Your objective
Sort through the entries below and pull out lines containing the word "mostrar".

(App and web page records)
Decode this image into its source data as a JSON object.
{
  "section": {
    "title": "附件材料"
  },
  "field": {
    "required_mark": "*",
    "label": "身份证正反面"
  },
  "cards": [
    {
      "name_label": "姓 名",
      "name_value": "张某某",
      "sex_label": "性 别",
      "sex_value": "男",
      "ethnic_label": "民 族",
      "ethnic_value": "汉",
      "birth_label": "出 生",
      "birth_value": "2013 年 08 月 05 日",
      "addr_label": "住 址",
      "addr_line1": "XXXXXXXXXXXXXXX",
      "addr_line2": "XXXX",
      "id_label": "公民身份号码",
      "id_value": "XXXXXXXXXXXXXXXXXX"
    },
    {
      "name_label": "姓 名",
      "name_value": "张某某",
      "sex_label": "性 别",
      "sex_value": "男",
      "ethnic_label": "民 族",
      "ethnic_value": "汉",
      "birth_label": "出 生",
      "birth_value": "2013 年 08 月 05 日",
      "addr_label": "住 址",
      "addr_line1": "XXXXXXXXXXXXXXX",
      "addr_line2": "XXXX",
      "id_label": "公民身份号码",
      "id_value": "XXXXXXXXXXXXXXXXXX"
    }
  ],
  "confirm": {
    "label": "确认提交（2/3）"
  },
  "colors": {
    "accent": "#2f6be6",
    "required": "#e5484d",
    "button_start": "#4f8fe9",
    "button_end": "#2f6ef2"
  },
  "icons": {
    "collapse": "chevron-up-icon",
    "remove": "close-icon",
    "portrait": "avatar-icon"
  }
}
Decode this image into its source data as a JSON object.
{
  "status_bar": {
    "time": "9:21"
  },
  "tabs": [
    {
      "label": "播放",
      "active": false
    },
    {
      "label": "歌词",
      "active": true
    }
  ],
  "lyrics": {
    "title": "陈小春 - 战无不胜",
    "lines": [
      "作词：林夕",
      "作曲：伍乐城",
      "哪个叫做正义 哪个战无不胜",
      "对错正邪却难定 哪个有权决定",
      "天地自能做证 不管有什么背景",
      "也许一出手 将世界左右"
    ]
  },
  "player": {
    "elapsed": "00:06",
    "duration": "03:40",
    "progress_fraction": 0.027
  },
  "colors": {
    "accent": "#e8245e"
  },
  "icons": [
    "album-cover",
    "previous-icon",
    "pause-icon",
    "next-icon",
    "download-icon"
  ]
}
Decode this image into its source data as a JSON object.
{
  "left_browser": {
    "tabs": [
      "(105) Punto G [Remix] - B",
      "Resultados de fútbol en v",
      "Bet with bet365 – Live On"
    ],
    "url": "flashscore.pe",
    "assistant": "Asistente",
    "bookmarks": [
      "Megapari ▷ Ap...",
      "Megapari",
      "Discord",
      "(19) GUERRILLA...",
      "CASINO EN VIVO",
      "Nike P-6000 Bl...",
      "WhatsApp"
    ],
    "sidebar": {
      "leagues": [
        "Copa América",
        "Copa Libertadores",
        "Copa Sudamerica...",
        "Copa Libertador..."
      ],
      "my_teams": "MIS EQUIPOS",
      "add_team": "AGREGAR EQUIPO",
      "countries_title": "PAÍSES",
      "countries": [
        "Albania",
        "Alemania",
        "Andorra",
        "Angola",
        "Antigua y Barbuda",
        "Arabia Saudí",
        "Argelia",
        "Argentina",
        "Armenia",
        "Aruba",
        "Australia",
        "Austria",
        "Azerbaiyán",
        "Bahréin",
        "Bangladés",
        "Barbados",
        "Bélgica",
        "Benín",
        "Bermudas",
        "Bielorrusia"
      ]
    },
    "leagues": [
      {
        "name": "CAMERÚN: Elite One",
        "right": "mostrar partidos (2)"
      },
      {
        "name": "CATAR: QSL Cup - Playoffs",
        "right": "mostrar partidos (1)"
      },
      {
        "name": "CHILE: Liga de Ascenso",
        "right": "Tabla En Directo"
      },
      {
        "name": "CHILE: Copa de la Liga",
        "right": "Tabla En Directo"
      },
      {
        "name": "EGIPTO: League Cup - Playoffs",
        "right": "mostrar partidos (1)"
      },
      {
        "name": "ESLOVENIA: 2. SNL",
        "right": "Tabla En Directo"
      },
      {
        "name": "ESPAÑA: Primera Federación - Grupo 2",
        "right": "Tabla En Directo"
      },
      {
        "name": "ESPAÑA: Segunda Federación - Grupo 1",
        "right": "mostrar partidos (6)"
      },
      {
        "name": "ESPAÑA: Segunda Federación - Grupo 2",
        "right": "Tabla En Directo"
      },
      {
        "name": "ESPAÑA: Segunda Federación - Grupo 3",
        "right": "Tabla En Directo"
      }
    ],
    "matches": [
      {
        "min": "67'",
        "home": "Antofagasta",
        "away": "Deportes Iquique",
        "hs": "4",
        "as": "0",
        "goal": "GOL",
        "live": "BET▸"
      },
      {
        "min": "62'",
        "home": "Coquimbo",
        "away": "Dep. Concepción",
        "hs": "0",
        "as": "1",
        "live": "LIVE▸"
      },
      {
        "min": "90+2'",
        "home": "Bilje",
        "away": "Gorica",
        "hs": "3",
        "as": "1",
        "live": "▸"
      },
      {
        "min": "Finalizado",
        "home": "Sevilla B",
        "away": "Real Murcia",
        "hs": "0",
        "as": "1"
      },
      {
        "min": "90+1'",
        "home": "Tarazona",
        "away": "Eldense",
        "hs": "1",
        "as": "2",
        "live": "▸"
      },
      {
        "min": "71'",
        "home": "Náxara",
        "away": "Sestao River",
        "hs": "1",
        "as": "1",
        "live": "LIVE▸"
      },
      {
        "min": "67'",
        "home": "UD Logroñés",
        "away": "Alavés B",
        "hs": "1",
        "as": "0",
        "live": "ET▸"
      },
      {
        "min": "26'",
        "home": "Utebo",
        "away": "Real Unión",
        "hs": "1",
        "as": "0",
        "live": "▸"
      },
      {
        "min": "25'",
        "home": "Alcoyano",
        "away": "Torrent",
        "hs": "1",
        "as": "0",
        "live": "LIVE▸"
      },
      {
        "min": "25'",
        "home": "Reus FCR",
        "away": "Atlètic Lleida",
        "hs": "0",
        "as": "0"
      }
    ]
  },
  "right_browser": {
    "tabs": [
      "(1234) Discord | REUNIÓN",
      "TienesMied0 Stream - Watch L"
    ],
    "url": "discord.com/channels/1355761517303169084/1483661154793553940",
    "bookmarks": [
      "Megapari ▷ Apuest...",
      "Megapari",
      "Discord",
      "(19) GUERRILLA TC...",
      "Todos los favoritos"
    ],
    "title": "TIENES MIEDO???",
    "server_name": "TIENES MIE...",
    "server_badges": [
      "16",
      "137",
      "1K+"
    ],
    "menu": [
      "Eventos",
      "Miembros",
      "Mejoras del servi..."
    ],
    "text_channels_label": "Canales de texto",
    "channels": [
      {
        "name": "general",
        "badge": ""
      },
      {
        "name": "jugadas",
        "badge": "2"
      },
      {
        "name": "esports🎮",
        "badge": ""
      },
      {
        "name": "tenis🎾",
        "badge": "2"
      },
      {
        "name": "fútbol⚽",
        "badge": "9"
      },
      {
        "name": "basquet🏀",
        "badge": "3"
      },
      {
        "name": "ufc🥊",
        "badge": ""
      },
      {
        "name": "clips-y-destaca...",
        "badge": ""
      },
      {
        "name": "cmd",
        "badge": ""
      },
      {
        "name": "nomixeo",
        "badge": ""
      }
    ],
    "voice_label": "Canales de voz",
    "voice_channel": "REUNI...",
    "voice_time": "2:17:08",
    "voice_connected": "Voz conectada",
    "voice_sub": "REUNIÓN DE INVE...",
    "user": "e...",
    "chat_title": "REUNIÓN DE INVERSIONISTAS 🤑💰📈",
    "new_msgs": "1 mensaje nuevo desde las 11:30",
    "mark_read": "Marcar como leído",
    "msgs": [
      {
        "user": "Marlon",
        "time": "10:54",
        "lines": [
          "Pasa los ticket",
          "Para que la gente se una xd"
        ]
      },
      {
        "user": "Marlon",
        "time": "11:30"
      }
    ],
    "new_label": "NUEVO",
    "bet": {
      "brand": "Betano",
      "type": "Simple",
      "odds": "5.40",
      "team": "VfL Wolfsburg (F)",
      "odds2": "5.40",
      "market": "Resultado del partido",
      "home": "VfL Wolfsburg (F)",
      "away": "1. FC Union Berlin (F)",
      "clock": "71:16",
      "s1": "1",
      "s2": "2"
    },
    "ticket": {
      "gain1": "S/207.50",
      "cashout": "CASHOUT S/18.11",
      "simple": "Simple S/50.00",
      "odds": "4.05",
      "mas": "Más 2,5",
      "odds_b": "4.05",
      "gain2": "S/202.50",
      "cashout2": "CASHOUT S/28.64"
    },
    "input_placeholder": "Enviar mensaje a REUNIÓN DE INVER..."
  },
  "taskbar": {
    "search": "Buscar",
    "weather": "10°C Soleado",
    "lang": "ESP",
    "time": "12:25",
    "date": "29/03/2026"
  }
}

Output of the exercise
        "right": "mostrar partidos (2)"
        "right": "mostrar partidos (1)"
        "right": "mostrar partidos (1)"
        "right": "mostrar partidos (6)"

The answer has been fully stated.